Exercise details:
The line containing "Read all visible content and emit it as JSON.", and every line after it to the end of the listing, should be repeated exactly; the pictures should not.

Data extracts:

◆ ◆ ◆ ◆ ◆

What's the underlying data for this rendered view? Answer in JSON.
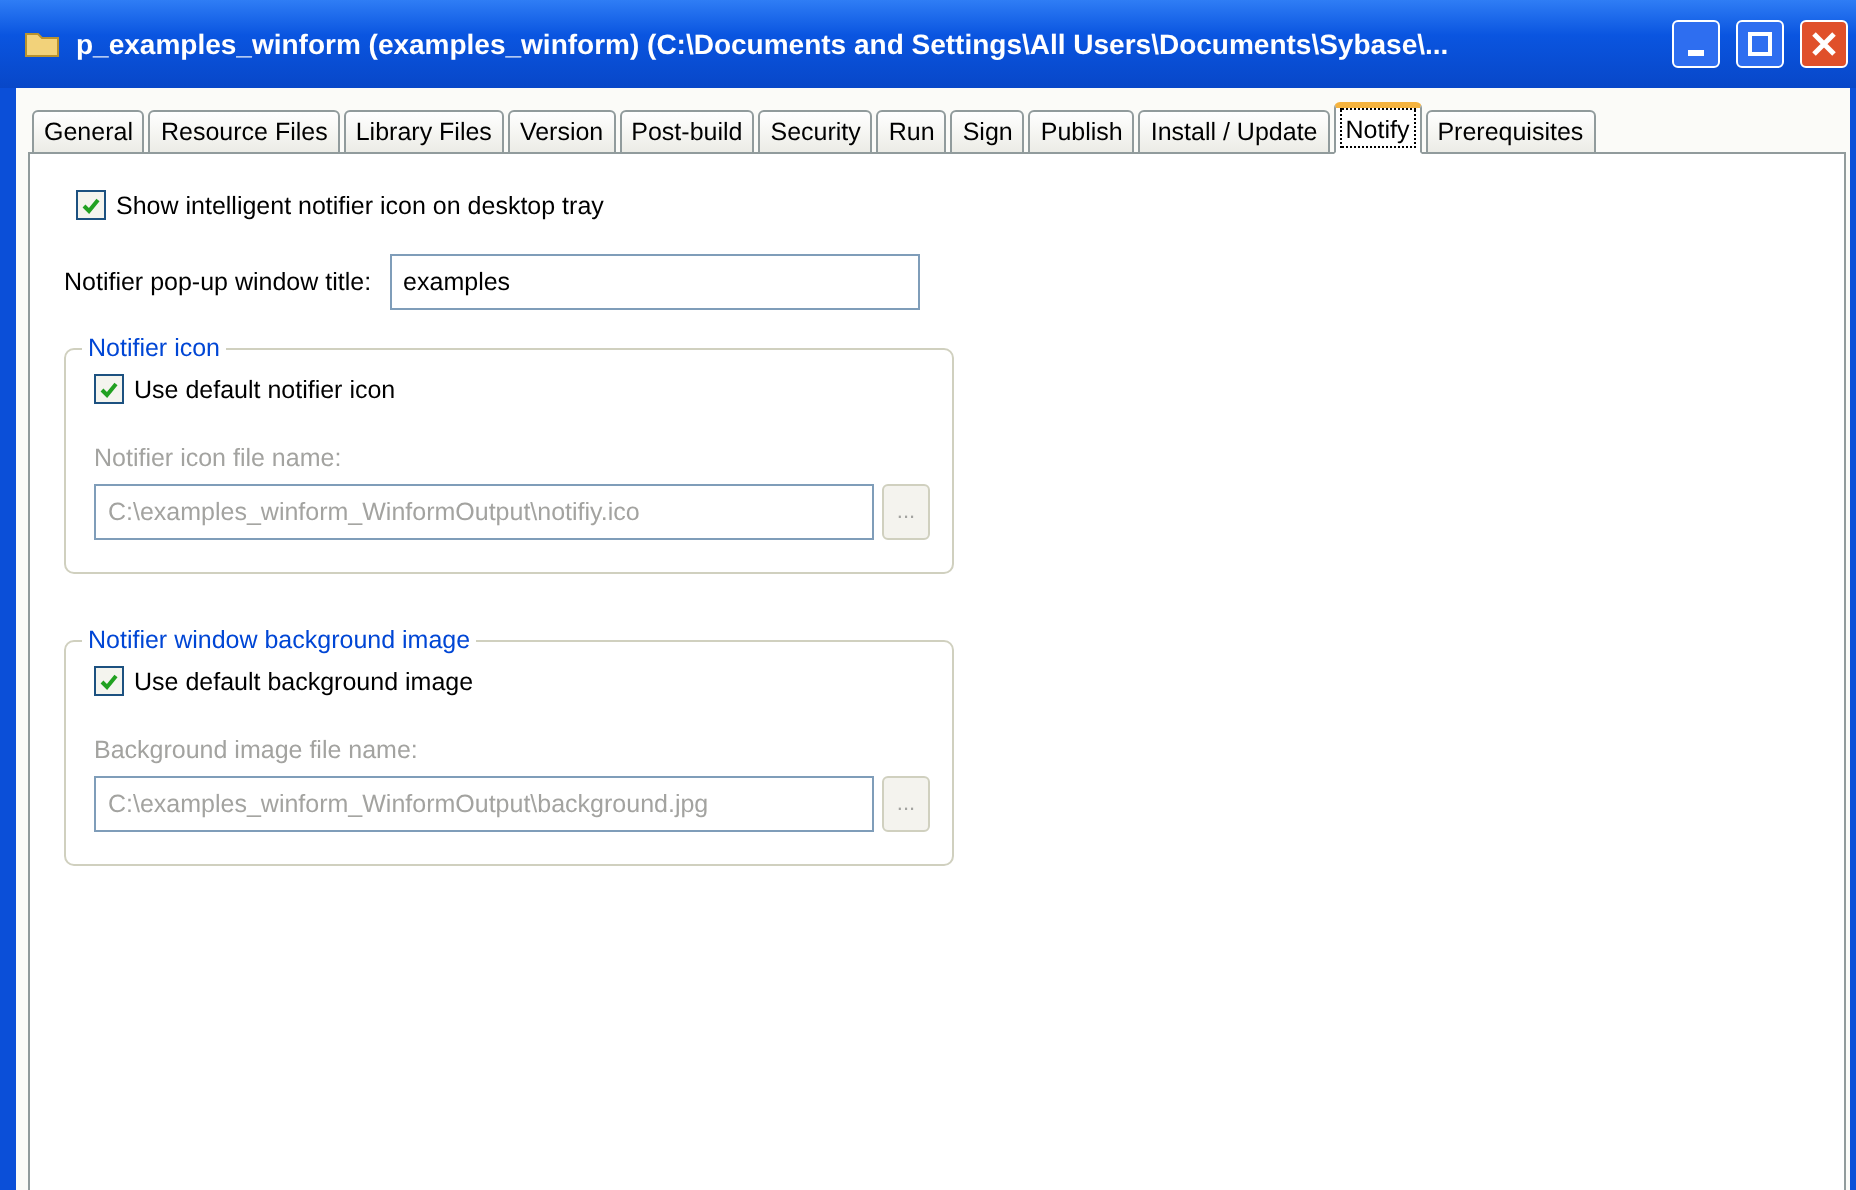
{
  "window": {
    "title": "p_examples_winform (examples_winform) (C:\\Documents and Settings\\All Users\\Documents\\Sybase\\..."
  },
  "tabs": [
    {
      "label": "General",
      "selected": false
    },
    {
      "label": "Resource Files",
      "selected": false
    },
    {
      "label": "Library Files",
      "selected": false
    },
    {
      "label": "Version",
      "selected": false
    },
    {
      "label": "Post-build",
      "selected": false
    },
    {
      "label": "Security",
      "selected": false
    },
    {
      "label": "Run",
      "selected": false
    },
    {
      "label": "Sign",
      "selected": false
    },
    {
      "label": "Publish",
      "selected": false
    },
    {
      "label": "Install / Update",
      "selected": false
    },
    {
      "label": "Notify",
      "selected": true
    },
    {
      "label": "Prerequisites",
      "selected": false
    }
  ],
  "show_notifier": {
    "label": "Show intelligent notifier icon on desktop tray",
    "checked": true
  },
  "title_field": {
    "label": "Notifier pop-up window title:",
    "value": "examples"
  },
  "groups": [
    {
      "title": "Notifier icon",
      "checkbox": {
        "label": "Use default notifier icon",
        "checked": true
      },
      "file_label": "Notifier icon file name:",
      "file_value": "C:\\examples_winform_WinformOutput\\notifiy.ico",
      "browse": "...",
      "disabled": true
    },
    {
      "title": "Notifier window background image",
      "checkbox": {
        "label": "Use default background image",
        "checked": true
      },
      "file_label": "Background image file name:",
      "file_value": "C:\\examples_winform_WinformOutput\\background.jpg",
      "browse": "...",
      "disabled": true
    }
  ]
}
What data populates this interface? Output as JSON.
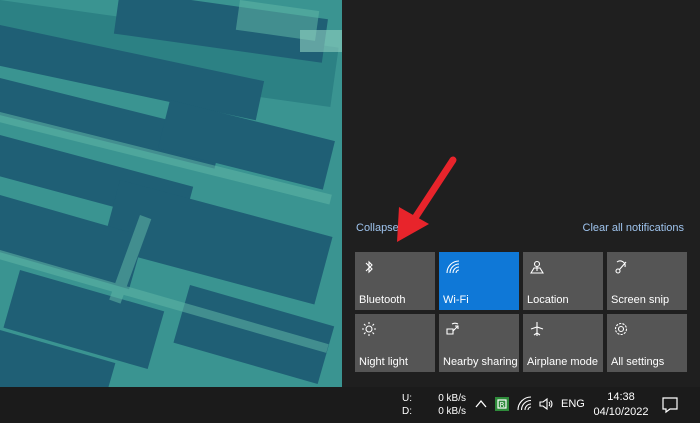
{
  "action_center": {
    "collapse_label": "Collapse",
    "clear_label": "Clear all notifications",
    "tiles": [
      {
        "label": "Bluetooth",
        "icon": "bluetooth-icon",
        "active": false
      },
      {
        "label": "Wi-Fi",
        "icon": "wifi-icon",
        "active": true
      },
      {
        "label": "Location",
        "icon": "location-icon",
        "active": false
      },
      {
        "label": "Screen snip",
        "icon": "screen-snip-icon",
        "active": false
      },
      {
        "label": "Night light",
        "icon": "night-light-icon",
        "active": false
      },
      {
        "label": "Nearby sharing",
        "icon": "nearby-sharing-icon",
        "active": false
      },
      {
        "label": "Airplane mode",
        "icon": "airplane-icon",
        "active": false
      },
      {
        "label": "All settings",
        "icon": "settings-icon",
        "active": false
      }
    ],
    "colors": {
      "tile": "#555555",
      "tile_active": "#0f78d7",
      "link": "#9fc4ee",
      "annotation": "#e8242b"
    }
  },
  "taskbar": {
    "net_upload_label": "U:",
    "net_download_label": "D:",
    "net_upload_value": "0 kB/s",
    "net_download_value": "0 kB/s",
    "language": "ENG",
    "time": "14:38",
    "date": "04/10/2022"
  }
}
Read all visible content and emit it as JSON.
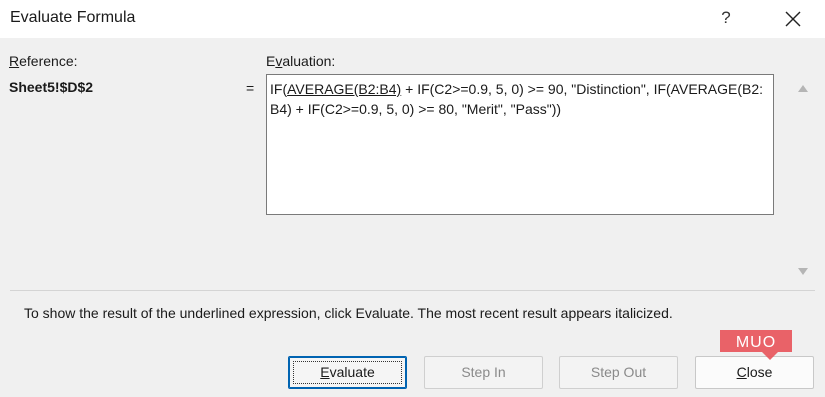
{
  "window": {
    "title": "Evaluate Formula",
    "help_glyph": "?"
  },
  "reference": {
    "label_first": "R",
    "label_rest": "eference:",
    "value": "Sheet5!$D$2",
    "equals": "="
  },
  "evaluation": {
    "label_first": "E",
    "label_u": "v",
    "label_rest": "aluation:",
    "prefix": "IF(",
    "underlined": "AVERAGE(B2:B4)",
    "rest": " + IF(C2>=0.9, 5, 0) >= 90, \"Distinction\", IF(AVERAGE(B2:B4) + IF(C2>=0.9, 5, 0) >= 80, \"Merit\", \"Pass\"))"
  },
  "hint": "To show the result of the underlined expression, click Evaluate.  The most recent result appears italicized.",
  "buttons": {
    "evaluate_u": "E",
    "evaluate_rest": "valuate",
    "step_in": "Step In",
    "step_out": "Step Out",
    "close_u": "C",
    "close_rest": "lose"
  },
  "watermark": "MUO",
  "colors": {
    "watermark_red": "#e8565c",
    "focus_blue": "#0063b1"
  }
}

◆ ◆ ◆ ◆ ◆

Task solution:
Read all visible content and emit it as JSON.
{
  "window": {
    "title": "Evaluate Formula",
    "help_glyph": "?"
  },
  "reference": {
    "label_first": "R",
    "label_rest": "eference:",
    "value": "Sheet5!$D$2",
    "equals": "="
  },
  "evaluation": {
    "label_first": "E",
    "label_u": "v",
    "label_rest": "aluation:",
    "prefix": "IF(",
    "underlined": "AVERAGE(B2:B4)",
    "rest": " + IF(C2>=0.9, 5, 0) >= 90, \"Distinction\", IF(AVERAGE(B2:B4) + IF(C2>=0.9, 5, 0) >= 80, \"Merit\", \"Pass\"))"
  },
  "hint": "To show the result of the underlined expression, click Evaluate.  The most recent result appears italicized.",
  "buttons": {
    "evaluate_u": "E",
    "evaluate_rest": "valuate",
    "step_in": "Step In",
    "step_out": "Step Out",
    "close_u": "C",
    "close_rest": "lose"
  },
  "watermark": "MUO",
  "colors": {
    "watermark_red": "#e8565c",
    "focus_blue": "#0063b1"
  }
}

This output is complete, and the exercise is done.